Filter the listing so that only lines with the word "heading" remain.

:: MATERIAL TO PROCESS ::
————————
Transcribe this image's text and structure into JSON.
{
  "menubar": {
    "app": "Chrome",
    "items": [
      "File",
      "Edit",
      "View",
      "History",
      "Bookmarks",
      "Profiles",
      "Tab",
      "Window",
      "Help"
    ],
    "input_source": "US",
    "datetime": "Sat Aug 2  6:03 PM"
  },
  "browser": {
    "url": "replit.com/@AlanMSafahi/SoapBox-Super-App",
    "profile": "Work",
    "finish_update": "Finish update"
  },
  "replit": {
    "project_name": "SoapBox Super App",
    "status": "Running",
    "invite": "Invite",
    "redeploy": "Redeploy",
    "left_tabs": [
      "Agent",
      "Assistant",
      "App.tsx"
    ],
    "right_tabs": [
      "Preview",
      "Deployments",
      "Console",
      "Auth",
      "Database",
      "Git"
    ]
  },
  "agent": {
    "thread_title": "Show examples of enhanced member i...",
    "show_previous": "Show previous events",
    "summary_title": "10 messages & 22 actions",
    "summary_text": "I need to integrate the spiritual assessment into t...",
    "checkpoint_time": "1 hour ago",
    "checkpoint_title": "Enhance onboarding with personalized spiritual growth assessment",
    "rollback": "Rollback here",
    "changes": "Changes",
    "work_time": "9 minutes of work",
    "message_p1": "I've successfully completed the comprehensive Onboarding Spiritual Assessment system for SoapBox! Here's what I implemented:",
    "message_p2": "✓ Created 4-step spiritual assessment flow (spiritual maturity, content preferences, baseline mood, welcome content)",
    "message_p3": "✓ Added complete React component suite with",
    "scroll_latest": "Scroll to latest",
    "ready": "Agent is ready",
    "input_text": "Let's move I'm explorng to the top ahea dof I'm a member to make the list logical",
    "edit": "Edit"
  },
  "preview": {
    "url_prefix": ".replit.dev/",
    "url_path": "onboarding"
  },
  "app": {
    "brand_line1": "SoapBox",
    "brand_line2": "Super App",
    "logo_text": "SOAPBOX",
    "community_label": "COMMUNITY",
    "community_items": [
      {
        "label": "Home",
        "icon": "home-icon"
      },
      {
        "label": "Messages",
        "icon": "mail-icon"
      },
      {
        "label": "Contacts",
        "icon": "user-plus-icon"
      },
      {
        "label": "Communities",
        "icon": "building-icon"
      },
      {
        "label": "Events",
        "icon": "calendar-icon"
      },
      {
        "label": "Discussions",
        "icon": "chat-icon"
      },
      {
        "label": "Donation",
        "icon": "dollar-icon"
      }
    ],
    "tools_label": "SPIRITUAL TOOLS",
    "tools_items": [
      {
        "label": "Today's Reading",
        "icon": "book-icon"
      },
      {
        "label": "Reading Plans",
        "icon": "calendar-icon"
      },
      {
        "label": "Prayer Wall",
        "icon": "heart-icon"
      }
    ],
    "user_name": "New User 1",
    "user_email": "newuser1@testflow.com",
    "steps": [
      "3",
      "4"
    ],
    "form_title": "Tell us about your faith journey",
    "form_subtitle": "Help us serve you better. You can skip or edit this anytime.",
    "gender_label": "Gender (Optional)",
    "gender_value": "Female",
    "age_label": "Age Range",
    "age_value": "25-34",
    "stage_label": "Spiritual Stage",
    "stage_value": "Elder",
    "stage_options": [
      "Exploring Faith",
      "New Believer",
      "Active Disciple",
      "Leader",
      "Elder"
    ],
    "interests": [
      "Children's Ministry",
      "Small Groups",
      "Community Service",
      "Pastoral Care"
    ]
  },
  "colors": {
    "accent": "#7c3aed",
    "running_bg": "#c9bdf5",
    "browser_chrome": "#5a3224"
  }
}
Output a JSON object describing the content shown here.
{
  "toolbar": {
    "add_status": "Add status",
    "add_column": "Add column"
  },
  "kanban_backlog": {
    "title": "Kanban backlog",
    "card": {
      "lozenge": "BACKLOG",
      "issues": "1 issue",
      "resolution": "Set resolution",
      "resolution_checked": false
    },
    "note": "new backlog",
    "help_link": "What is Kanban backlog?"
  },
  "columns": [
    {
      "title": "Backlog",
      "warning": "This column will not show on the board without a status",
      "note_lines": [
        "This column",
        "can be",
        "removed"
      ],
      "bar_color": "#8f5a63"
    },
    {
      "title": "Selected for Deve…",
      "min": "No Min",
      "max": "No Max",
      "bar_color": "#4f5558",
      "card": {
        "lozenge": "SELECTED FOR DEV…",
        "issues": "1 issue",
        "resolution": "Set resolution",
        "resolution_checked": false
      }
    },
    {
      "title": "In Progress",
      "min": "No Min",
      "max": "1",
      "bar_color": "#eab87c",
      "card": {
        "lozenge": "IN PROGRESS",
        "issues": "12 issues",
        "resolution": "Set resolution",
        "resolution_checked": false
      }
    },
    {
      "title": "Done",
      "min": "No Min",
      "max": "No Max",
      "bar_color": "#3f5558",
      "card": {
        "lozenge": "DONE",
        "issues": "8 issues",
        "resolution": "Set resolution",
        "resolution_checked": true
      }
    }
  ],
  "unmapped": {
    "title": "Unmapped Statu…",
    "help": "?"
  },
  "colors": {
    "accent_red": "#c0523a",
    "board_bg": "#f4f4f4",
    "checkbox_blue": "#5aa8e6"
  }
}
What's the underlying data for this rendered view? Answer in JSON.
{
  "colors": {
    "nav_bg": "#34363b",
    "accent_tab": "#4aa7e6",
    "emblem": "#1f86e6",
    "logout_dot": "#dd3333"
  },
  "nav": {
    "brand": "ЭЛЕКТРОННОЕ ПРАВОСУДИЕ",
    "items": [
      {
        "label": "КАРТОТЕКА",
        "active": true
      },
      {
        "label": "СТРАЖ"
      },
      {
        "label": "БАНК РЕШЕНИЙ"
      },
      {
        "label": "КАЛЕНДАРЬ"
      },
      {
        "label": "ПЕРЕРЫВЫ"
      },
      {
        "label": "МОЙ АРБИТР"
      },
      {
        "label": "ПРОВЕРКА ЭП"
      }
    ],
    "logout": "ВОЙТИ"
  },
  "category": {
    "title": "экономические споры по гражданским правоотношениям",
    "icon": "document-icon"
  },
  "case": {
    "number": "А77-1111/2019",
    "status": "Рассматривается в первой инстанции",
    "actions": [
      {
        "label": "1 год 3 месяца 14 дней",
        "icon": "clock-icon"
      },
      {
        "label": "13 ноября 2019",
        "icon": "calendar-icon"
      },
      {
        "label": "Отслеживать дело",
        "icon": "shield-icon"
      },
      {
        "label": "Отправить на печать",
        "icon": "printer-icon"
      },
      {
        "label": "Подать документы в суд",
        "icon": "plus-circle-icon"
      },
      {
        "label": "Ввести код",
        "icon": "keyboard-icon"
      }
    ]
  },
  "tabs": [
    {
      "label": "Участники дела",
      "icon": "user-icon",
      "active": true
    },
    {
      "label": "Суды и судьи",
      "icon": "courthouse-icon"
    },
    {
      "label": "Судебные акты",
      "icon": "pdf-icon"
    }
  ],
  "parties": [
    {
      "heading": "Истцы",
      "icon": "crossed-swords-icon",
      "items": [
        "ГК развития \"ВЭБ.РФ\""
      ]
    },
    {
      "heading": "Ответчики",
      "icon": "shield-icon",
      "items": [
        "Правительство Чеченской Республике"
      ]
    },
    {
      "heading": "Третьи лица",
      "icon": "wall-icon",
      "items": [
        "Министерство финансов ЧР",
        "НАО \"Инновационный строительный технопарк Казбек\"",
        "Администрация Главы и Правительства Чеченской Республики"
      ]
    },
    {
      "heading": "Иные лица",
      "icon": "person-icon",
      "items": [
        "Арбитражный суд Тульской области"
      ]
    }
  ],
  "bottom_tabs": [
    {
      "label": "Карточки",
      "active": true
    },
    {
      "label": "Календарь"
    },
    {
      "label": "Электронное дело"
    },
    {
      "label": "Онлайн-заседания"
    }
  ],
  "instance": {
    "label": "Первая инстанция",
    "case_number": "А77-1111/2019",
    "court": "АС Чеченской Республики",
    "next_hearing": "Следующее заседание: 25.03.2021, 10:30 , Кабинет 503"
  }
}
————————
:: RESULT ::
      "heading": "Истцы",
      "heading": "Ответчики",
      "heading": "Третьи лица",
      "heading": "Иные лица",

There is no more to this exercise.